sandwichtrue| false

Include only volume voxels lying between two surface layers. Otherwise, the volume projected along the axis beyond a single surface layer will also be included (see algorithm).

fillOverlaptrue |false

When multiple surface pieces are specified, retain the union of the values from masking to each piece separately. For example, if two surface pieces are concentric spheres,fillOverlaptrue will return values for all grid points within the larger sphere, whereasfillOverlapfalse will return values for only those points in the shell between the two surfaces.

invertMasktrue |false

Include the opposite data, the spatial complement of what would otherwise be included.

spacingS|Sx,Sy,Sz

Grid spacing for the output map when the input volume is specified asones(default 1% of the maximum of the X, Y, and Z dimensions of the bounding surfaces); otherwise, the spacing will be the same as for the input map. The spacing is specified in units of length, typically Å. If a single number is supplied, it is used in all three directions; if three numbers are supplied (separated by commas but not spaces), they are used in the X, Y, and Z directions, respectively.

borderB

How far out from the bounding surfaces in all six directions (±X, ±Y, ±Z) to place the edge of the output map when the input volume is specified asones; otherwise, the bounds will be set as described for thefullmapoption. The border distanceBis specified in units of length, typically Å (default0.0).

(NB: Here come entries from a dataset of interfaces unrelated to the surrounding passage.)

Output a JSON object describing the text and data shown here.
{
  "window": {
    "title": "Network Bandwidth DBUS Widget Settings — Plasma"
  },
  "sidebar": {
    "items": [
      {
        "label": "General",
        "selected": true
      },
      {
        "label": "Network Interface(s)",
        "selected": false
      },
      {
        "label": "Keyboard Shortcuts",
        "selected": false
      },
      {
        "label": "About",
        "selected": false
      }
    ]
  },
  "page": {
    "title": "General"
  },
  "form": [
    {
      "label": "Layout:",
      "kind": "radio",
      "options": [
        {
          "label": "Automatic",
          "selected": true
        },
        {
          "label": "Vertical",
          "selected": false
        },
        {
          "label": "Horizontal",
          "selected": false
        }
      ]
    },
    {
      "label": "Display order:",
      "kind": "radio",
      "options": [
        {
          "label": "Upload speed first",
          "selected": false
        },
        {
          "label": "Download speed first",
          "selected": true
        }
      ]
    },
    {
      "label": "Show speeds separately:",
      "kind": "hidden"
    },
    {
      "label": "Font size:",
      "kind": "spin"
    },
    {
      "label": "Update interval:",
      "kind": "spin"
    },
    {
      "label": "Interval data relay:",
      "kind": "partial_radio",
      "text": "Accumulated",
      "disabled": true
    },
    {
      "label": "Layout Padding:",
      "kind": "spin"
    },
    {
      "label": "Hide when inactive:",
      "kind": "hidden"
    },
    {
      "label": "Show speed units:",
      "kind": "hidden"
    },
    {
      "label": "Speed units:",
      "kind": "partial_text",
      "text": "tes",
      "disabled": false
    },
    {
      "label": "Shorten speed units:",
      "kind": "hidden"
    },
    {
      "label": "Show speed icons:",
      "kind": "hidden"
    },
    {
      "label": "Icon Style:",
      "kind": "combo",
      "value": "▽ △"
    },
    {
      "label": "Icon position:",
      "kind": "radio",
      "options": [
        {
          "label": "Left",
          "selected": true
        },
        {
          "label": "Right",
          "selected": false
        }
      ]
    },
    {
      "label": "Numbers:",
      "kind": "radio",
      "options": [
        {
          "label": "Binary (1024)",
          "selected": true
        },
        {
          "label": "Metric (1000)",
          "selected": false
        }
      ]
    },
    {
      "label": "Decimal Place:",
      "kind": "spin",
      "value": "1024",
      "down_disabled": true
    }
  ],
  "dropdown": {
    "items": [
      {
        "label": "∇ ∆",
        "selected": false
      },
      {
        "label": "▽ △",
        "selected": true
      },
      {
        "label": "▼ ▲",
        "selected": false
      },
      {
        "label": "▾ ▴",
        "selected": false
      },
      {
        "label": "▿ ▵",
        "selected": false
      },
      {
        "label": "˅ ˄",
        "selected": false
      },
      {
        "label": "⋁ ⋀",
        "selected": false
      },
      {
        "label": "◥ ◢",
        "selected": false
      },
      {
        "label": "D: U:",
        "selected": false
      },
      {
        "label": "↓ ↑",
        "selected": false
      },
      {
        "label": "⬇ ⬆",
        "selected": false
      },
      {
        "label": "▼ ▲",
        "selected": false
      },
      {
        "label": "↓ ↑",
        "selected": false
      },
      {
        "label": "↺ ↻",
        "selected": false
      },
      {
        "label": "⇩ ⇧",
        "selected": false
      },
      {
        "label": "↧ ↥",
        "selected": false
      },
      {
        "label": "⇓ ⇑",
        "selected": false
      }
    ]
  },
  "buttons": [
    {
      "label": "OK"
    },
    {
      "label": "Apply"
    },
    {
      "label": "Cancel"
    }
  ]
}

modelIdN

Open the new volume as model number N (an integer, optionally preceded by #). Submodel specifications #N.N (# required) can also be given. The default is the lowest unused number.

The masked volume is computed by finding where lines
parallel to the projection axis intersect the surfaces.
For a given line, the volume data between the 1st and 2nd,
3rd and 4th, 5th and 6th, ... points of intersection are included
in the masked volume,
while those between the 2nd and 3rd, 4th and 5th, ... are excluded
(unless multiple surface pieces are used and
**fillOverlap** is set to true).
The calculation uses a set of parallel lines that pass through points
on a rectangular grid perpendicular to the projection axis.
If the projection is along a data axis (data X, Y, or Z), the
lines will pass through the grid points of the data; otherwise,
lines along the projection axis with spacing equal to the minimum
grid plane spacing of the data will be used.
For each volume voxel, the
intersections of the closest grid line are used to determine inclusion in the
masked volume. If there is an odd number of intersections, then
points beyond the final one are included in the masked volume unless
the **sandwich** option is used.
In the new data set, values outside the masked region are set to zero
and those inside are set to the original volume values.
The grid points of the calculated volume align exactly with those of
the original volume.
By default, the bounds are set to minimally enclose the surfaces
(but see the **fullmap** and
**border** options).
The full size of the original volume data set is used
even if only a subregion is being displayed.